Have you ever wondered what makes for a good mission statement? Thomas Gilbert is someone who has influenced what many of us do and believe when trying to shape organizational direction, yet he may not be a name with which many are familiar.
Gilbert was a student of B.F. Skinner, the famous psychologist, and he was well-trained in the principles of behaviorism. However, Gilbert felt that behaviorism was fundamentally misguided because it focused on actions people take, not the results of their actions. Instead, Gilbert argues that we should be focused on worthy accomplishments, or outcomes that have value. These are the targets we should identify, measure, and align people’s actions towards. Without the context of worthy accomplishments, focusing on the behavior of people can be incomplete, misleading, or both.
While this may seem simple and obvious, Gilbert provides example after example of how organizations routinely reward for behavior, and not results. If you don’t believe me, just think about the last time you worked with an organization where managers of different departments had competing metrics, and thus, when one department would win another could potentially lose. In Gilbert’s view, the worthy accomplishments in these types of situations are not defined well enough at the policy level to influence and support the creation of appropriate metrics at the department level.

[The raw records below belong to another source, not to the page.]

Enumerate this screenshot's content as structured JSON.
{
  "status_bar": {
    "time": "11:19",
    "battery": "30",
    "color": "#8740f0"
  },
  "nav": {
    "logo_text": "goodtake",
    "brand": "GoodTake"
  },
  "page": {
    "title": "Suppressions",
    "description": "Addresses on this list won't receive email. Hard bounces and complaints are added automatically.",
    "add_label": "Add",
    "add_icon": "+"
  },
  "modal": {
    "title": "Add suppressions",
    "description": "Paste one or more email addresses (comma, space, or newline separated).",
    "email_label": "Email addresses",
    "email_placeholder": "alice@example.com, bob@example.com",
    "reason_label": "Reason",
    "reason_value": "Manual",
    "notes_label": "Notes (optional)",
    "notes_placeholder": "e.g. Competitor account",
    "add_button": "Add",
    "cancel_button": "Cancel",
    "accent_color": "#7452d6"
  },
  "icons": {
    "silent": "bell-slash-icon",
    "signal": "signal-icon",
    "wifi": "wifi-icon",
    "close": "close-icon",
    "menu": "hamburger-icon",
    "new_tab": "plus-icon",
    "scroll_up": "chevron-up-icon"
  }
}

There are many applications of Gilbert’s work in organizations today. For example, consider the time people spend creating mission statements for departments, divisions, and companies. Ideally, these statements are carefully constructed, simple sentences or phrases that describe an organization’s reason for being. Mission statements should also help guide and focus the work of a group. However, it seems that many organizations embark upon the journey to create them without thinking about their practical use.
Here’s a test: think of an organization of which you are a member. Can you recite the mission? Better yet, can you describe how the mission of the organization, your department or team guides your daily actions?
Gilbert offers a simple model, ACORN, for creating a good mission and aligning organizational actions.
A – Accomplishment. Use words that describe an outcome or result. If a mission has been described as a behavior and not a worthy accomplishment, it has not truly been identified.
C – Control. Those who work in the organization should have primary control over choices, strategies, and decisions that lead to mission accomplishment. If the way the mission is articulated primarily depends on others outside the department, consider rewriting it.
O – Overall Objective. Make sure that the mission truly captures the organization’s reason for being. Avoid writing a mission that is simply a subgoal of that overall purpose.
R – Reconciliation. Check that the mission can be reconciled with other goals of the organization. Various units should be working in harmony to achieve the overall organization mission.
N – Number. Ensure that the mission or the results from accomplishing the mission can be measured.
The next time you think about creating goals, plans, mission statements, or objectives, consider Thomas Gilbert. He just might help you produce a worthy accomplishment.